After fighting off a number of alien guards using martial arts and several energy-based, psionic abilities, the pursuing band members succeed in rescuing their lead singer. While leaving the planet, they are asked to return by the aliens. They oblige, and spend the remaining duration of the video by performing a concert for the blue-skinned extraterrestrials with Zorotl joining them on stage, creating a friendship between the band and the creatures. These events possibly lead into the scenario in the music video for "Move Your Body".

The events in the video share no relation to the song's lyrical content apart from the fact that the aliens all have blue skin.

Development[edit]

Jey recalls of making the video and the song, "I started thinking about this character I invented called Zorotl and the lifestyle he led, from the way he would buy his house, pick his girlfriend, his job or the neighborhood he would live in. Then I came up with a color, a color I thought described the way he saw things."[6]

Like much of the Bliss Corporation's music videos, this one was done in a green screen garage studio at BlissCoMedia,[7][8] and it featured computer-generated graphics that were done in 3ds Max.[9] With very few resources, tutorials and books, and only one editing machine, the video was made between 1998 and 1999 in a garage in about 2 to 3 months, much like other videos made by BlissCo.[7] At the time the video was made and released, BlisscoMedia were originally known as BlissMultiMedia.[2]

Former BlissCo employee Davide La Sala has stated about coming up with the story for the video: "We had brainstorming sessions and we were a very imaginative team, huge fans of sci-fi movies and video games: Blade Runner, Star Wars, etc… we were master in doing our best and working with the few tools we had to create complete short stories in a very short period of time."[7]

Similar to other music videos by BlissCo, a total of five people worked on this video. The green-screen footage was done in a short amount of time, and some of it was put into a computer generated 3D environment, while components of the band were also shot. La Sala said, "We were very flexible but every person in the team had his own special skill who was more towards motion graphics, design and editing, others more skilled in architectural design and me and the CEO experts in animation."[7]

Legacy[edit]

The video is BlissCoMedia's most famous.
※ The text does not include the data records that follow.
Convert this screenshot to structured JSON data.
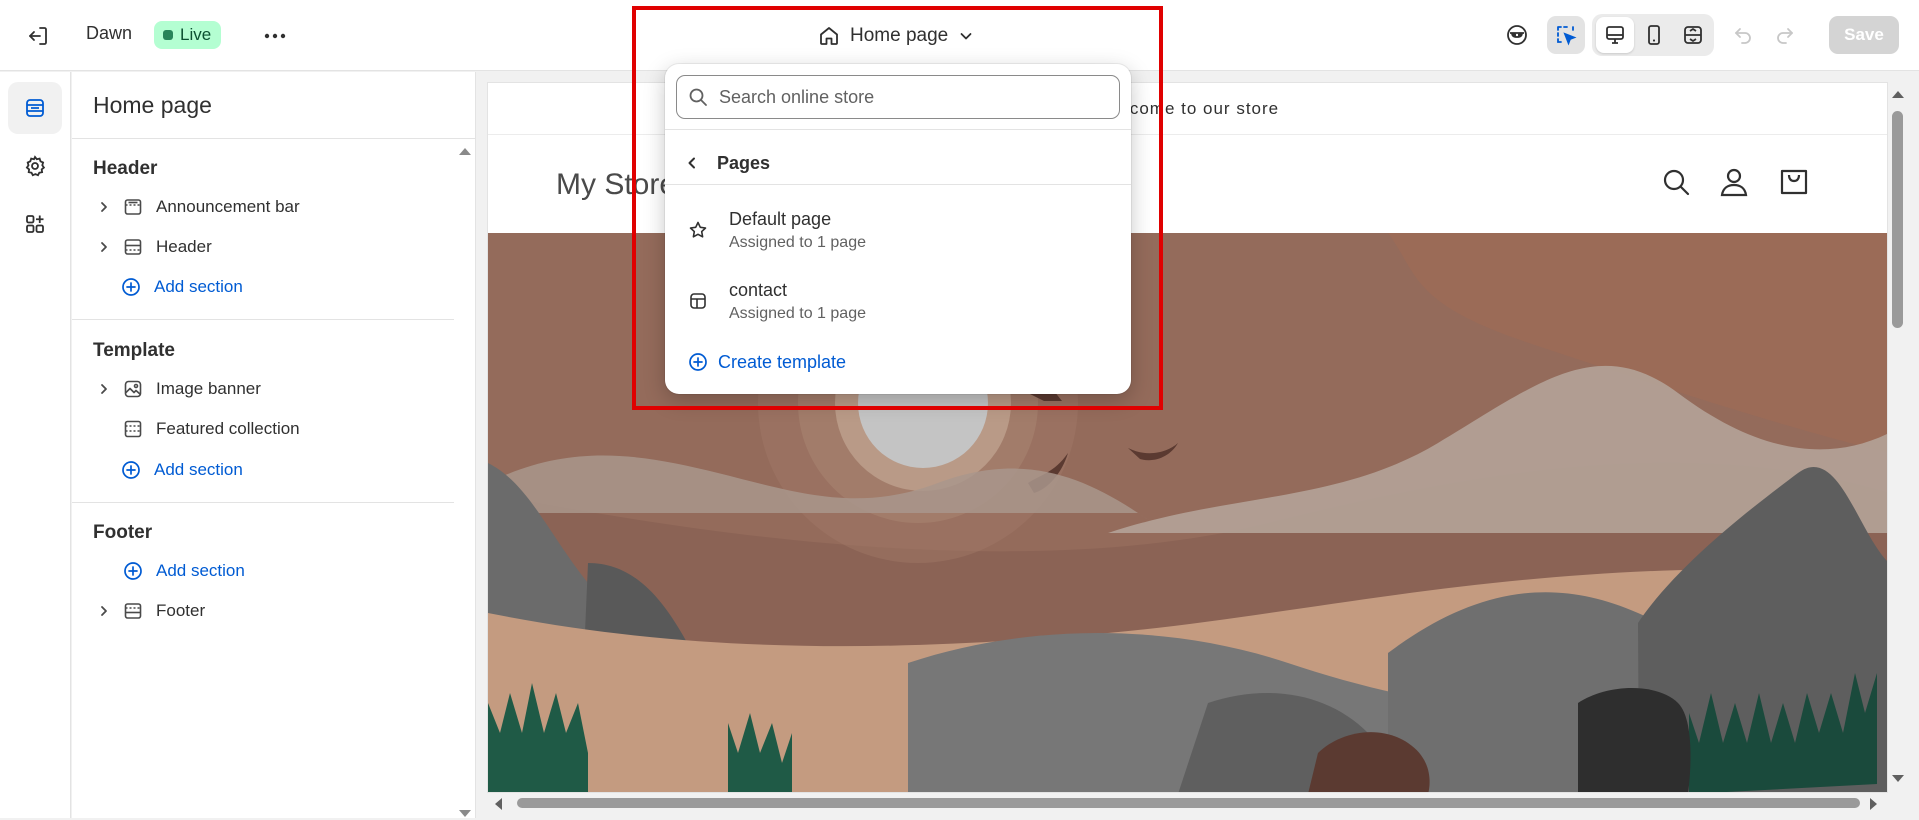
{
  "topbar": {
    "theme_name": "Dawn",
    "status_badge": "Live",
    "page_selector": "Home page",
    "save_label": "Save"
  },
  "sidebar": {
    "title": "Home page",
    "groups": [
      {
        "title": "Header",
        "items": [
          {
            "label": "Announcement bar",
            "icon": "announcement-bar-icon"
          },
          {
            "label": "Header",
            "icon": "header-section-icon"
          }
        ],
        "add_label": "Add section"
      },
      {
        "title": "Template",
        "items": [
          {
            "label": "Image banner",
            "icon": "image-icon"
          },
          {
            "label": "Featured collection",
            "icon": "collection-icon"
          }
        ],
        "add_label": "Add section"
      },
      {
        "title": "Footer",
        "items": [
          {
            "label": "Footer",
            "icon": "footer-section-icon"
          }
        ],
        "add_label": "Add section"
      }
    ]
  },
  "dropdown": {
    "search_placeholder": "Search online store",
    "back_label": "Pages",
    "options": [
      {
        "title": "Default page",
        "subtitle": "Assigned to 1 page",
        "icon": "star-icon"
      },
      {
        "title": "contact",
        "subtitle": "Assigned to 1 page",
        "icon": "template-icon"
      }
    ],
    "create_label": "Create template"
  },
  "preview": {
    "announcement_text": "Welcome to our store",
    "store_name": "My Store"
  },
  "colors": {
    "accent": "#005bd3",
    "live_badge_bg": "#b4fed2",
    "highlight_border": "#e00000"
  }
}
La Sala said to have been proud of the video's popularity.[7]

In 2009, when a YouTube upload of the video hit 10,000,000 views, BlissCoMedia.com celebrated the 10th anniversary of Zorotl's debut in the video.[2] On September 2, 2009 the video was uploaded on BlissCo's official YouTube channel. As of November 2017, the video has 133,338,827 views, with 847,168 users liking the video and 26,195 dislikes.[10]

References[edit]

  1. ^ Ketama - Agustito on YouTube. Credits for director of "Blue" appear at 0:14. Accessed from May 11, 2013.
  2. ^ a b c Blue: 10 anni, 10 milioni di download (In Italian). Blisscomedia.com. Accessed from May 11, 2013.
  3. ^ Eiffel 65 - Blue (Da Ba Dee) (Original Video with subtitles). 2 September 2009 – via YouTube. 
  4. ^ NME.COM. "50 Worst Music Videos Ever". NME.COM. 
  5. ^ a b Jeffrey-kidnapped. Zorotl.com. Accessed from April 1, 2013.
  6. ^ Kunter, Joe. 1000 UK Number One Hits. Omnibus Press. Published April 11, 2005. ISBN 1844492834. Quote adapted by Songfacts.com.
  7. ^ a b c d e Orfino, Mary (May 30, 2012)."IlTedesco, Eiffel65's forum Mod made an interview with Davide La Sala, former BlissCo Media employee". Archived from the original on 2013-03-05. Retrieved 2013-05-11.  . Eiffel65.com. Archived from March 5, 2013. Archive accessed from May 11, 2013. Originally accessed from April 16, 2013.
  8. ^ Studio. Blisscomedia.com. Accessed from April 1, 2013.
  9. ^ Renderfarm. Blisscomedia.com. Accessed from April 1, 2013.
  10. ^ blisscorporation (September 2, 2009). Eiffel 65 - Blue (Da Ba Dee) (Original Video with subtitles) on YouTube. Accessed from January 26, 2017.

External links[edit]